Have you asked yourself the questions: Is it better to be too strict or too lenient with my child? Is it okay to smack? How can I help my child to read? How can I get my teenager to talk to me? What should I do if my child has dyslexia? If you want answers to these questions grounded in psychological research, then ‘Psychology for parents: Birth to teens’ may be the book for you.

‘Psychology for parents: Birth to teens’ is for sale as an e-book on Amazon,, Barnes and Noble (…), Kobobooks (…) and Apple ibookstore.

Advertising your book when it is free

various e-book readers. From right to left iPa...

various e-book readers. From right to left iPad (Apple、2010) kindle DX (Amazon、2009) kindle 2 (Amazon、2009) kindle 1 (Amazon、2007) PRS-505 (Sony、2007) PRS-500 (Sony、2006). (Photo credit: Wikipedia)

Below I suggest a number of websites where you can list your book when it is free.

I am not able to make my book free on Amazon for a selected period of time because I am not with the KDP Select programme. Many of the free book lists are for books going free on Amazon Kindle only. I now realise that there may have been an advantage in going with Amazon KDP select initially rather than going for non-exclusive promotion of my book on Amazon and 

If you are not in Amazon KDP select then you can advertise your book as free in different formats at these websites: This website allows you to advertise books, which are free on Amazon, Nook, Kobo and Apple Scroll right down to the bottom and you will see the orangeberry newbie promotion, which is the only free one. Your book has to have been published in the last 30 days and be free. You need to have 20 reviews with a 4+ rating or more to advertise on their free book list. However, you can advertise your book when it is free on Amazon and in the Barnes and Noble Nookstore. Your book has to be non-fiction, a children’s e-book or Christian fiction to advertise on this website. You can add your book to their list when it is free on Amazon, Barnes and Noble Nookstore and as a PDF on your own site. You can use their free submission tool. It links to all the free listing websites easily. This site offers listings of free books in multiple formats-Nook, Sony, Kobo, Apple, Kindle.

Other websites where you can advertise your book when it is free on Amazon only are: You can post your book here when it is free on Amazon Kindle or any other Kindle website. You have to have 18 + reviews  with 4+ rating to advertise your free book here.
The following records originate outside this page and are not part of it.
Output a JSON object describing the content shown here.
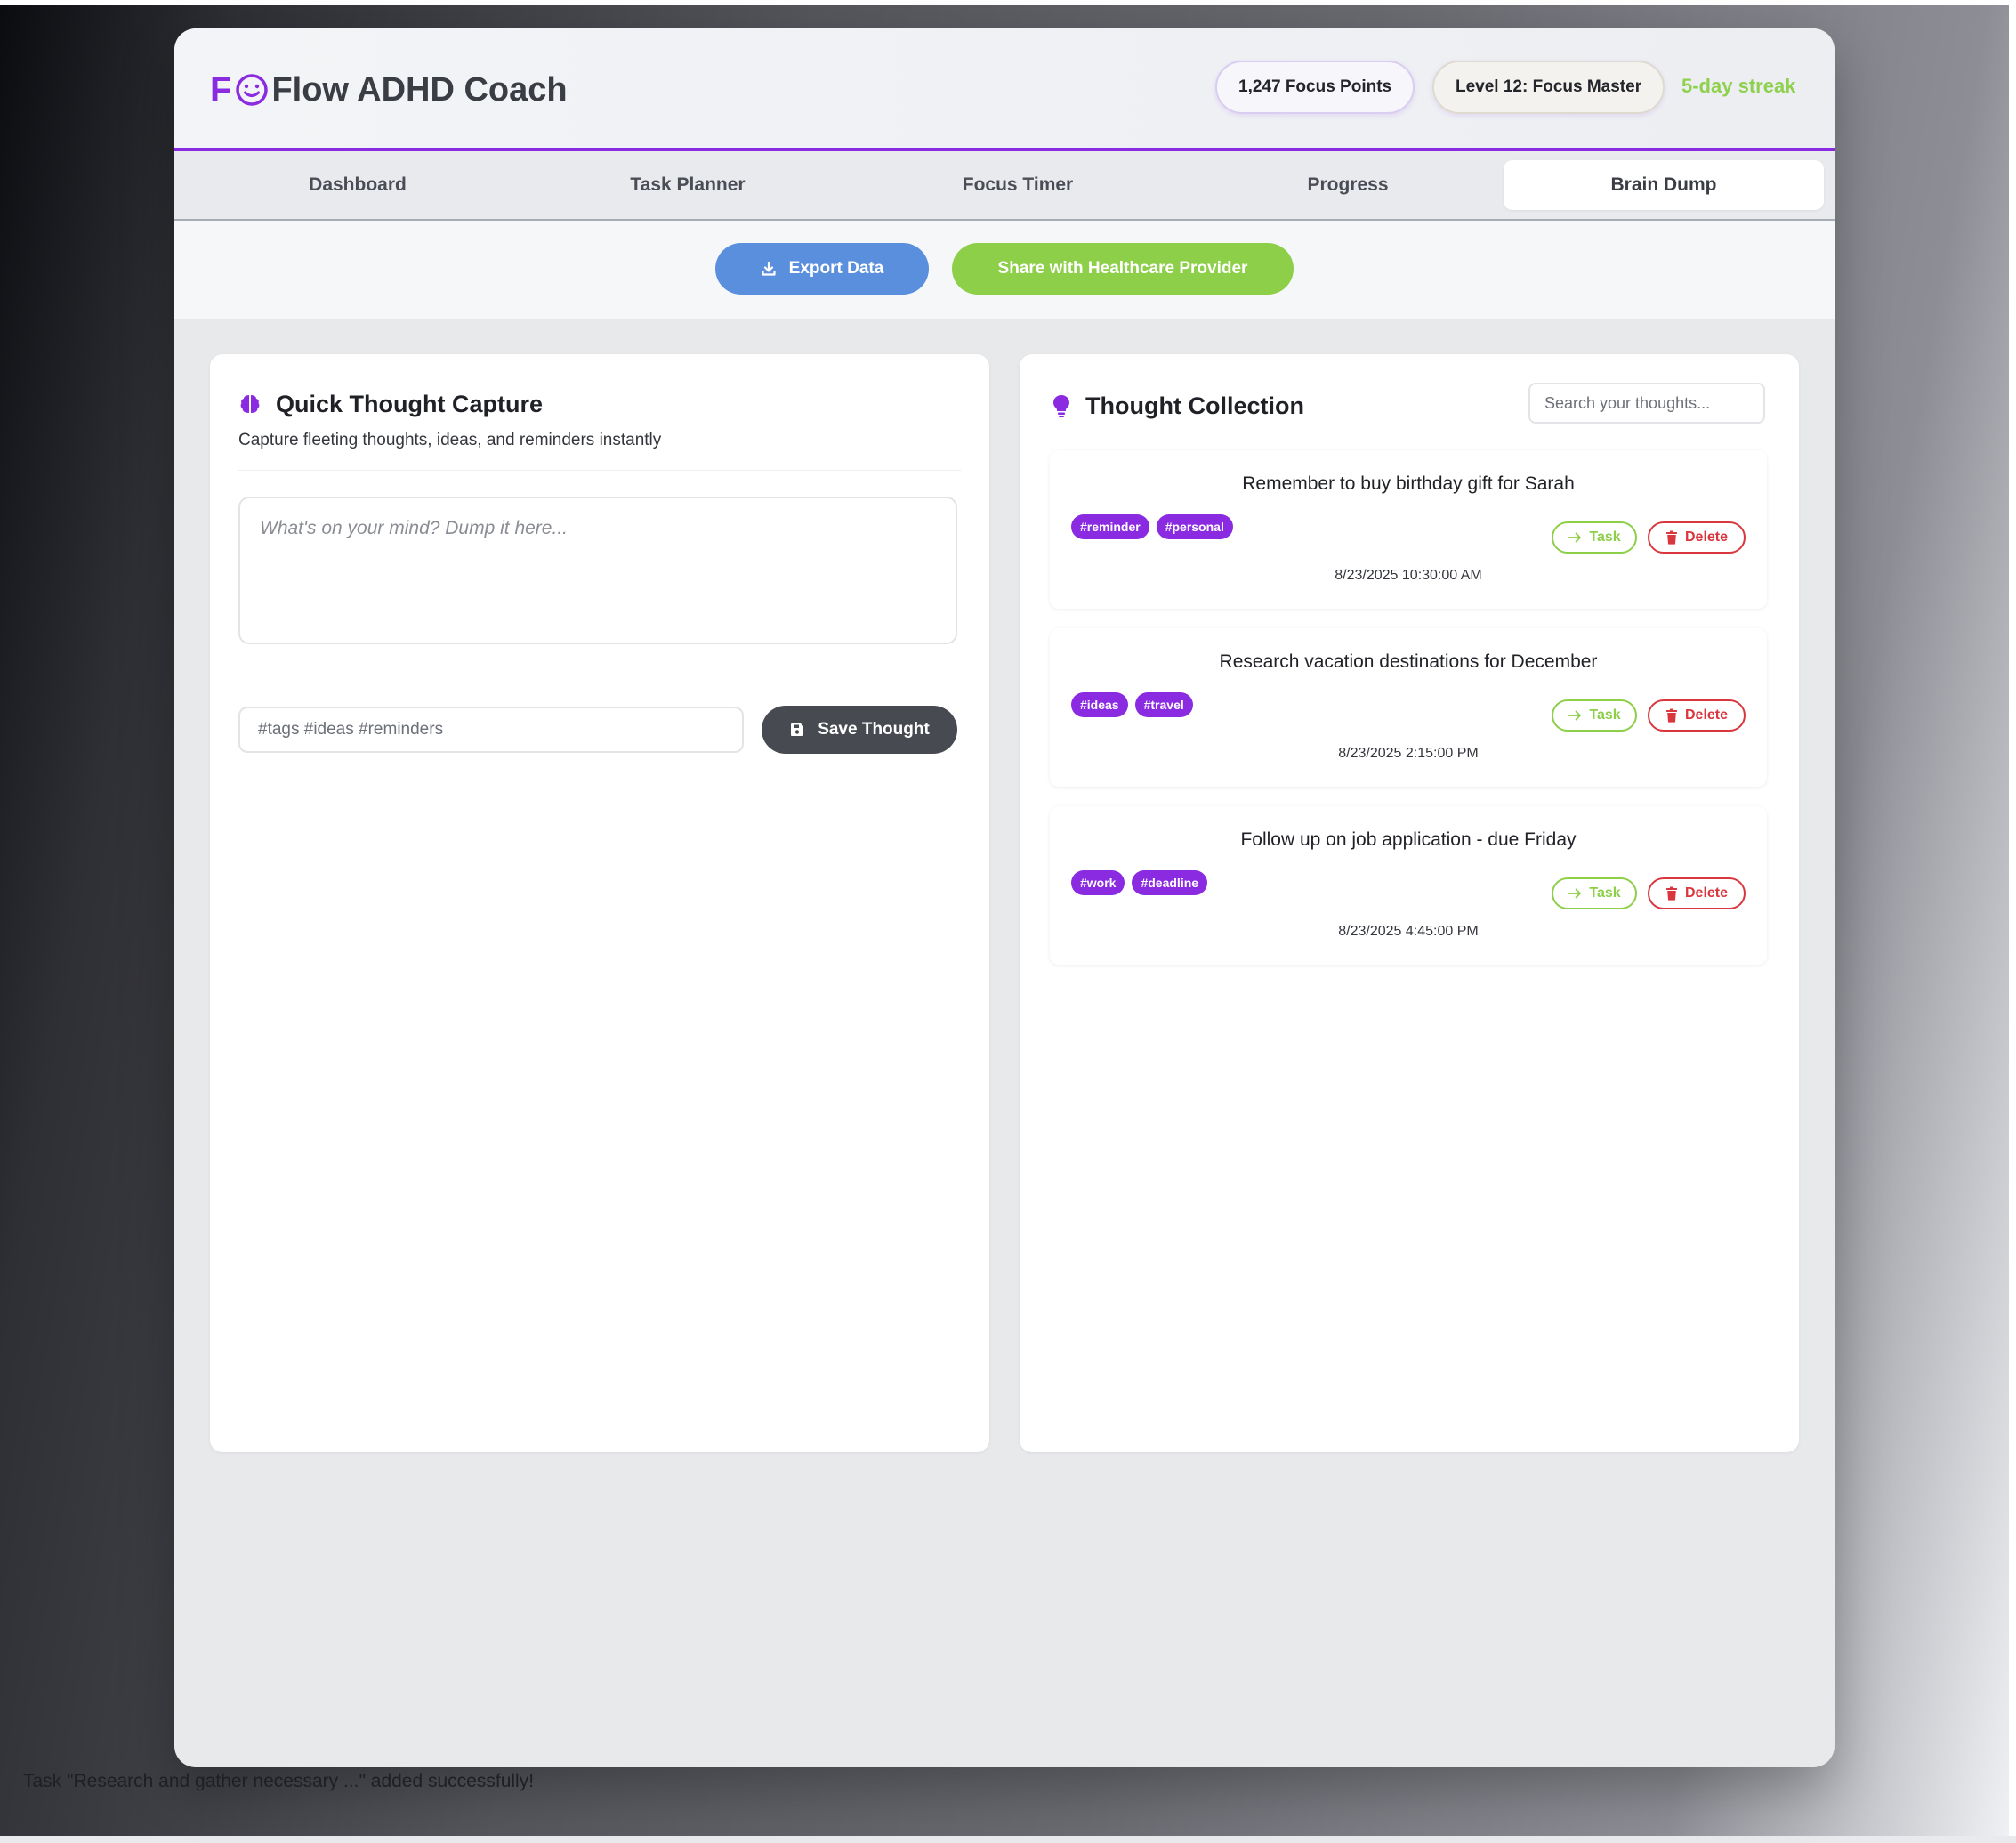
{
  "app": {
    "logo_letter": "F",
    "title": "Flow ADHD Coach",
    "focus_points": "1,247 Focus Points",
    "level": "Level 12: Focus Master",
    "streak": "5-day streak",
    "accent_color": "#8a2be2"
  },
  "nav": {
    "tabs": [
      {
        "label": "Dashboard",
        "active": false
      },
      {
        "label": "Task Planner",
        "active": false
      },
      {
        "label": "Focus Timer",
        "active": false
      },
      {
        "label": "Progress",
        "active": false
      },
      {
        "label": "Brain Dump",
        "active": true
      }
    ]
  },
  "actions": {
    "export_label": "Export Data",
    "share_label": "Share with Healthcare Provider"
  },
  "capture": {
    "icon": "brain-icon",
    "title": "Quick Thought Capture",
    "subtitle": "Capture fleeting thoughts, ideas, and reminders instantly",
    "textarea_placeholder": "What's on your mind? Dump it here...",
    "tags_placeholder": "#tags #ideas #reminders",
    "save_label": "Save Thought"
  },
  "collection": {
    "icon": "lightbulb-icon",
    "title": "Thought Collection",
    "search_placeholder": "Search your thoughts...",
    "task_label": "Task",
    "delete_label": "Delete",
    "thoughts": [
      {
        "text": "Remember to buy birthday gift for Sarah",
        "tags": [
          "#reminder",
          "#personal"
        ],
        "timestamp": "8/23/2025 10:30:00 AM"
      },
      {
        "text": "Research vacation destinations for December",
        "tags": [
          "#ideas",
          "#travel"
        ],
        "timestamp": "8/23/2025 2:15:00 PM"
      },
      {
        "text": "Follow up on job application - due Friday",
        "tags": [
          "#work",
          "#deadline"
        ],
        "timestamp": "8/23/2025 4:45:00 PM"
      }
    ]
  },
  "toast": {
    "message": "Task \"Research and gather necessary ...\" added successfully!"
  }
}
It also has to be a full-length book. You need to have reviews with a 4+ rating


So where can you advertise when your book is not free? You can put any new book up here. Your book has to be under $5.99 and have at least 5 reviews on the US Amazon website.